Your first set should be with a very light weight and high repetitions. This will act as a warm-up set while also stimulating your slow-twitch muscle fibers. On your next set, you should drop to 30 reps and increase the weight. The correct weight will have you struggling for the last 5 reps of your set. That means that you can complete the reps with proper form but it will be an effort.
On each successive set, continue the pattern of dropping reps and increasing the weight.
Here is how your rep and set scheme should unfold:
- Set One: 50 reps
- Set Two: 30 reps
- Set Three: 20 reps
- Set Four: 15 reps
- Set Five: 10 reps
- Set Six: 10 reps
- Set Seven: 8 reps

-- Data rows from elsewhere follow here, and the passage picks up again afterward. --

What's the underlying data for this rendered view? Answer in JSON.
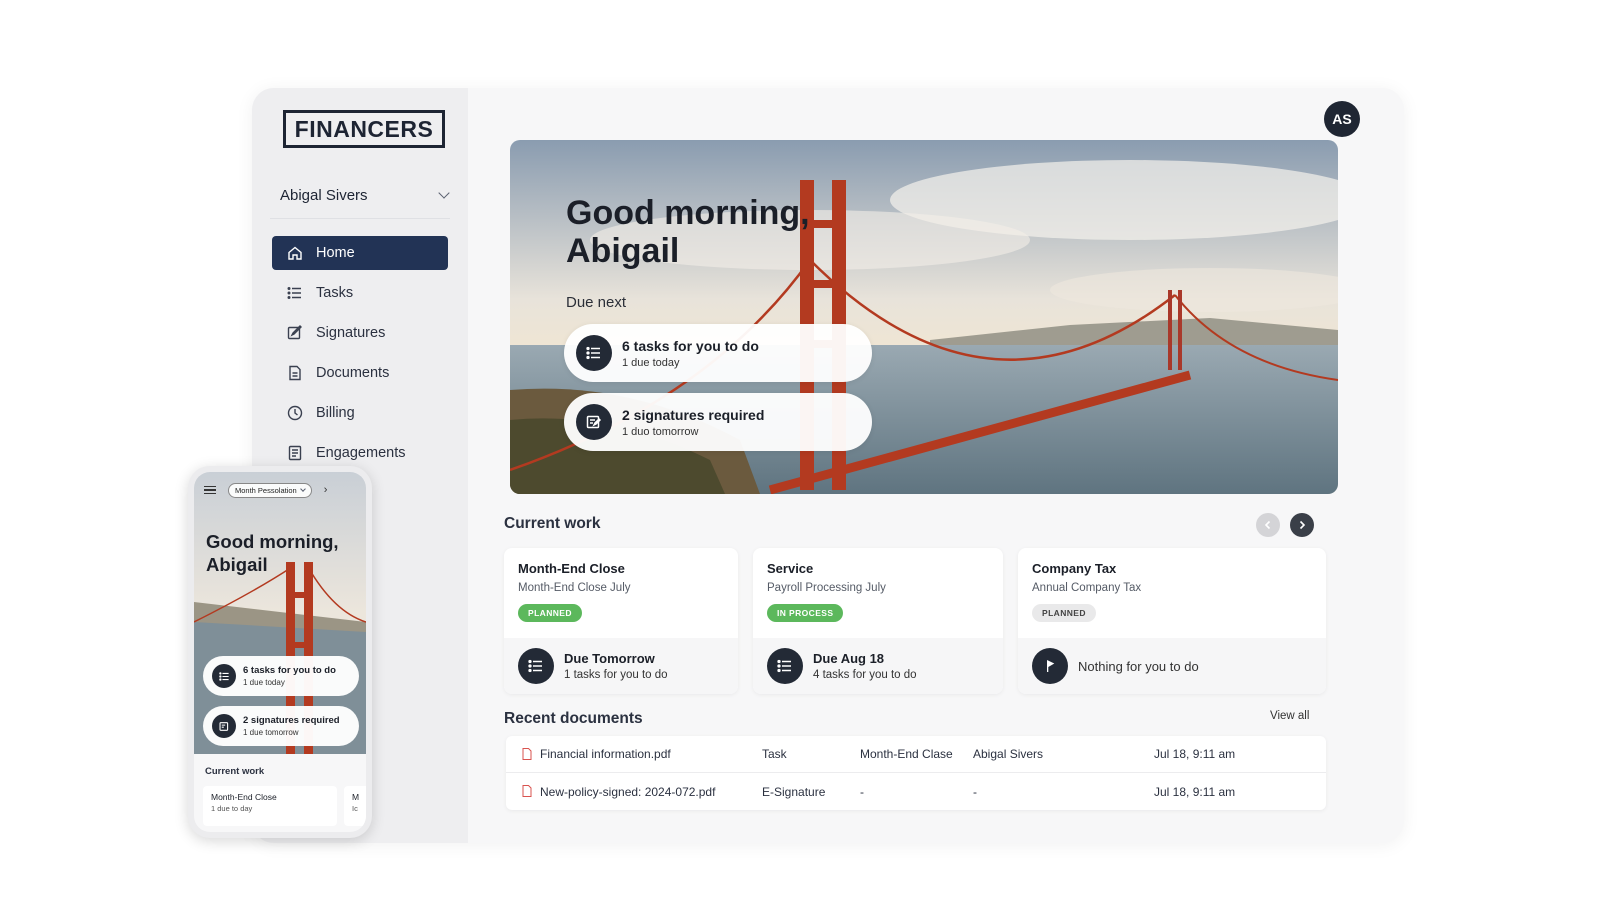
{
  "brand": {
    "logo": "FINANCERS"
  },
  "account": {
    "name": "Abigal Sivers"
  },
  "sidebar": {
    "items": [
      {
        "label": "Home",
        "icon": "home-icon",
        "active": true
      },
      {
        "label": "Tasks",
        "icon": "list-icon"
      },
      {
        "label": "Signatures",
        "icon": "signature-icon"
      },
      {
        "label": "Documents",
        "icon": "document-icon"
      },
      {
        "label": "Billing",
        "icon": "clock-icon"
      },
      {
        "label": "Engagements",
        "icon": "engagement-icon"
      }
    ]
  },
  "header": {
    "avatar_initials": "AS"
  },
  "hero": {
    "greeting_line1": "Good morning,",
    "greeting_line2": "Abigail",
    "due_label": "Due next",
    "cards": [
      {
        "title": "6 tasks for you to do",
        "subtitle": "1 due today",
        "icon": "list-icon"
      },
      {
        "title": "2 signatures required",
        "subtitle": "1 duo tomorrow",
        "icon": "signature-icon"
      }
    ]
  },
  "current_work": {
    "title": "Current work",
    "cards": [
      {
        "title": "Month-End Close",
        "subtitle": "Month-End Close July",
        "status": "PLANNED",
        "status_color": "#5cb85c",
        "due_title": "Due Tomorrow",
        "due_sub": "1 tasks for you to do"
      },
      {
        "title": "Service",
        "subtitle": "Payroll Processing July",
        "status": "IN PROCESS",
        "status_color": "#5cb85c",
        "due_title": "Due Aug 18",
        "due_sub": "4 tasks for you to do"
      },
      {
        "title": "Company Tax",
        "subtitle": "Annual Company Tax",
        "status": "PLANNED",
        "status_color": "#e9e9ea",
        "due_only": "Nothing for you to do"
      }
    ]
  },
  "recent_documents": {
    "title": "Recent documents",
    "view_all": "View all",
    "rows": [
      {
        "name": "Financial information.pdf",
        "type": "Task",
        "engagement": "Month-End Clase",
        "owner": "Abigal Sivers",
        "date": "Jul 18, 9:11 am"
      },
      {
        "name": "New-policy-signed: 2024-072.pdf",
        "type": "E-Signature",
        "engagement": "-",
        "owner": "-",
        "date": "Jul 18, 9:11 am"
      }
    ]
  },
  "mobile": {
    "selector": "Month Pessolation",
    "greeting_line1": "Good morning,",
    "greeting_line2": "Abigail",
    "cards": [
      {
        "title": "6 tasks for you to do",
        "subtitle": "1 due today"
      },
      {
        "title": "2 signatures required",
        "subtitle": "1 due tomorrow"
      }
    ],
    "current_work_title": "Current work",
    "work_cards": [
      {
        "title": "Month-End Close",
        "subtitle": "1 due to day"
      },
      {
        "title": "M",
        "subtitle": "Ic"
      }
    ]
  },
  "colors": {
    "accent": "#223355",
    "dark": "#232a36",
    "status_green": "#5cb85c"
  }
}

- Set Eight: 8 reps
- Set Nine: 6 reps
- Set Ten: 6 reps
This set and rep scheme allows you to progressively increase the intensity of your working sets down to a maximum of 6 reps, which is the ideal rep range for strength and muscle growth. Your rest between sets should be 60-90 seconds.
You should work each body part once per week. Divide your body into three workouts as follows:
- Hamstrings Calves
Give yourself a day’s rest between each workout. As an example, you could train on Monday, Wednesday and Friday.
Step Six: Cool Down
Your weight training warm-up should consist of your warm-up set of 50 reps on each exercise. Finish your workout with a few static stretches for the body parts that you have been working.
Follow our step-by-step guide to get yourself going on an effective, progressive weight training program. Be sure to continue increasing the weight on your sets as you get stronger to keep challenging your muscle to respond as your strength increases.